● **Activity**
Determine how many lines in the records below include the word "title" and output that number alone.

● **Interface dataset entries**
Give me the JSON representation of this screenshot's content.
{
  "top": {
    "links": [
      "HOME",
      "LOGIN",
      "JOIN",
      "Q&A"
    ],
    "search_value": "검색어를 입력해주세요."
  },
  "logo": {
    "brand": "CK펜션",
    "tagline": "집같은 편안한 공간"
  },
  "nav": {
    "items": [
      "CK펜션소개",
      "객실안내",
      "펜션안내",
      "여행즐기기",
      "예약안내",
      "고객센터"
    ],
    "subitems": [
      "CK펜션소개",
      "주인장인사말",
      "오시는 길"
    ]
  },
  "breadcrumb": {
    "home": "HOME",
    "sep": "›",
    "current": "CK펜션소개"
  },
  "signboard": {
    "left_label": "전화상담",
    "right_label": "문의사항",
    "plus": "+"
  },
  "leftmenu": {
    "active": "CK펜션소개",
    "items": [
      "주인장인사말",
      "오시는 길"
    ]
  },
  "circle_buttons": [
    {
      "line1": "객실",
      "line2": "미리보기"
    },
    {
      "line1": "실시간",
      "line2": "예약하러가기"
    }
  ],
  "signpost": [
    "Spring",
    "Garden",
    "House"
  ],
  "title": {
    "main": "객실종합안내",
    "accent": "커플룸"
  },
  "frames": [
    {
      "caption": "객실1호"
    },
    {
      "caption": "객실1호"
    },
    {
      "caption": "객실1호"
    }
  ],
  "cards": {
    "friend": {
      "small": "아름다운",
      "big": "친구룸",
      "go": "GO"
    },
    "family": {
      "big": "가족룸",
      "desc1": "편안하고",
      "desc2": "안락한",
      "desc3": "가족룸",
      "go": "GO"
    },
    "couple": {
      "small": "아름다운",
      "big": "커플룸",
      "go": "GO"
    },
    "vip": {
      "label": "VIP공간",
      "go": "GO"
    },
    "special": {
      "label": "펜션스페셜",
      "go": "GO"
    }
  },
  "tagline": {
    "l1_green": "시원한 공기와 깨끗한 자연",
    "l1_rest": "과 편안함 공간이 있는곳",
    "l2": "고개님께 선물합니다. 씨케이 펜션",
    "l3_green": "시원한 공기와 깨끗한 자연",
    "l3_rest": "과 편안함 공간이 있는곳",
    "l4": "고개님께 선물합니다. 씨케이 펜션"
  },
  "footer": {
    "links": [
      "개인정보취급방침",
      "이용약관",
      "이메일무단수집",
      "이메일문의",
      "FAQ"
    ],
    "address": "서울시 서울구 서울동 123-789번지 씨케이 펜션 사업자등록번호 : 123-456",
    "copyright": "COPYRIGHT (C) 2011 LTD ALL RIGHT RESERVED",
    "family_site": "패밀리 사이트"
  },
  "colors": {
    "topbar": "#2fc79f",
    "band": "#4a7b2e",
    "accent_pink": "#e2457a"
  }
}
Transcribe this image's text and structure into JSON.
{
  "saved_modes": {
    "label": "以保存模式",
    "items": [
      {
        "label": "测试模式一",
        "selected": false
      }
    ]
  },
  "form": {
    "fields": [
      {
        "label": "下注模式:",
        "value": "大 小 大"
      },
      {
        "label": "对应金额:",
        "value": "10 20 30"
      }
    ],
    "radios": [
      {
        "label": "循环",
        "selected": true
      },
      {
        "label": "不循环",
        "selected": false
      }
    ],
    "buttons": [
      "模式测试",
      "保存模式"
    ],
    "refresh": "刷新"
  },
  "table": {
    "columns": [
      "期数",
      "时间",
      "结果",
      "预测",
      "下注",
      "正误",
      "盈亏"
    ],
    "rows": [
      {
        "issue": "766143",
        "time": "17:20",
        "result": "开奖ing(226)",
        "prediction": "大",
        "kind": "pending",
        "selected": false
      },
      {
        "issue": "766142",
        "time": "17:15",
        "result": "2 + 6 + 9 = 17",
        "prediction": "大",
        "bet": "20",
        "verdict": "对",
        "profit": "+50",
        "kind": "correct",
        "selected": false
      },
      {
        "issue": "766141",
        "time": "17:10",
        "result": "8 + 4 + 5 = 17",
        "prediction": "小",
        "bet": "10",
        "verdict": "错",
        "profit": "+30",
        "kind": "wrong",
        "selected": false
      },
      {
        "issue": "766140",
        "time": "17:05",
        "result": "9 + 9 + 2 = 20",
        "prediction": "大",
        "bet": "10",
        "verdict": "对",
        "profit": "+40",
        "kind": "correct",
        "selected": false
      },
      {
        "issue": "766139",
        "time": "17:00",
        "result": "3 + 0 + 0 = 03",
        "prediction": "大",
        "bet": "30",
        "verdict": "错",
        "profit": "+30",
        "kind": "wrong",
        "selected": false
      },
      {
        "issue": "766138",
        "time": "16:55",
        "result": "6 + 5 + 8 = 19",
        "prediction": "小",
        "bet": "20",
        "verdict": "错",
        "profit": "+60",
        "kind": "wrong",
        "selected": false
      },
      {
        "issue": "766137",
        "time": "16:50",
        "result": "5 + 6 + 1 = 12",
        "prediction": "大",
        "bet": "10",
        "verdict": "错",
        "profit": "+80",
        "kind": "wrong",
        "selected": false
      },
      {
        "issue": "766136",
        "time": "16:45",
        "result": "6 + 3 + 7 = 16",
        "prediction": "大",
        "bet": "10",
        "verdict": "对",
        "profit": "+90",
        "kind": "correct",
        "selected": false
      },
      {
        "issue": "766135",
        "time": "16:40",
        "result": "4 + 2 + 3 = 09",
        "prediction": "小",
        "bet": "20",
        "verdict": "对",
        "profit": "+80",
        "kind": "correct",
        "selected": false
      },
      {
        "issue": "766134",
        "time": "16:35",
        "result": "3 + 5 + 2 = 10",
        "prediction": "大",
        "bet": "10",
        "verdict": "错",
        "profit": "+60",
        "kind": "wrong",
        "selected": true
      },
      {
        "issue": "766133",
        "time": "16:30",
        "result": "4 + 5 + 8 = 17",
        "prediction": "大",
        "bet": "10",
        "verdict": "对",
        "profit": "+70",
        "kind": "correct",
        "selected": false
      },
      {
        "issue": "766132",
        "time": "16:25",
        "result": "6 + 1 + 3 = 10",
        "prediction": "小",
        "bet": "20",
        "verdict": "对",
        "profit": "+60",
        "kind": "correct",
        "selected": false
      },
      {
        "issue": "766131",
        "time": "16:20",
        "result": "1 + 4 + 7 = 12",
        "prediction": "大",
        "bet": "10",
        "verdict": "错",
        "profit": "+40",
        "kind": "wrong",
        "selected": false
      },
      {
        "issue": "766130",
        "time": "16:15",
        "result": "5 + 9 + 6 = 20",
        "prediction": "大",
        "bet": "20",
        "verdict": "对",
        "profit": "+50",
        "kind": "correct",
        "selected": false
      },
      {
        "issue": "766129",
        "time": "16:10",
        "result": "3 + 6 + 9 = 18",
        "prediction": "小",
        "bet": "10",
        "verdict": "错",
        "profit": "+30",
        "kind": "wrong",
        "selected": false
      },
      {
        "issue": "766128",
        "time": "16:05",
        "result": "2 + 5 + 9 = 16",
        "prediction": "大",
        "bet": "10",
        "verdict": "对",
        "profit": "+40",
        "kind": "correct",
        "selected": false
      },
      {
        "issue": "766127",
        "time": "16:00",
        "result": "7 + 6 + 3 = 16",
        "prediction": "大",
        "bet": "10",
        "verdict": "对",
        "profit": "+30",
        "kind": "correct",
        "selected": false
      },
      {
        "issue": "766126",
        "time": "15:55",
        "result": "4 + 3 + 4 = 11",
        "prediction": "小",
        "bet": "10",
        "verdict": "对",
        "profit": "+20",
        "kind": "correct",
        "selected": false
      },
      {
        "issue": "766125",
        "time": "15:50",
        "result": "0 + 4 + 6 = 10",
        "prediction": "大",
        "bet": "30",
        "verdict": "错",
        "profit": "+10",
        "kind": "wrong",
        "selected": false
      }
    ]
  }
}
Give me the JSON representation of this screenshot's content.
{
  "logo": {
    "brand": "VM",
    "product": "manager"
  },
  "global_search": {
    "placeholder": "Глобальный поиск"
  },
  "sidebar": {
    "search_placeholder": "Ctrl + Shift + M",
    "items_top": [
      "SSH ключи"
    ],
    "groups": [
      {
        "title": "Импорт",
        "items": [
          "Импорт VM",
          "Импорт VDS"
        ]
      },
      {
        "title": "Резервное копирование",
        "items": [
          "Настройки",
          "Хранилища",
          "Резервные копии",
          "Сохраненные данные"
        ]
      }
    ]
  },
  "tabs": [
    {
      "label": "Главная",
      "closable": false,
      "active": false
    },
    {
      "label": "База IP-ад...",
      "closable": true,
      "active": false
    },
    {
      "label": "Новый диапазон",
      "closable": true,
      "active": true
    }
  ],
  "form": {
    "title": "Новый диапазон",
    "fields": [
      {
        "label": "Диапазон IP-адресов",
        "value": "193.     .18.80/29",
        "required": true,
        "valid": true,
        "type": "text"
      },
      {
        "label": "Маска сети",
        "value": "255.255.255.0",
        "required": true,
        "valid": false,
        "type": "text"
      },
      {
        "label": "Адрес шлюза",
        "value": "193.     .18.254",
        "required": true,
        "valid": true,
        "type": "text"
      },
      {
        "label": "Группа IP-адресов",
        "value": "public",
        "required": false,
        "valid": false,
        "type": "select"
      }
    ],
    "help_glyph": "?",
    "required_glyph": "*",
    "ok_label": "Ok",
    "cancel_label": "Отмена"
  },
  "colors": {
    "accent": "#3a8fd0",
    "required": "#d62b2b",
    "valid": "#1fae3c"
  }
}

● **Solution for this exercise**
4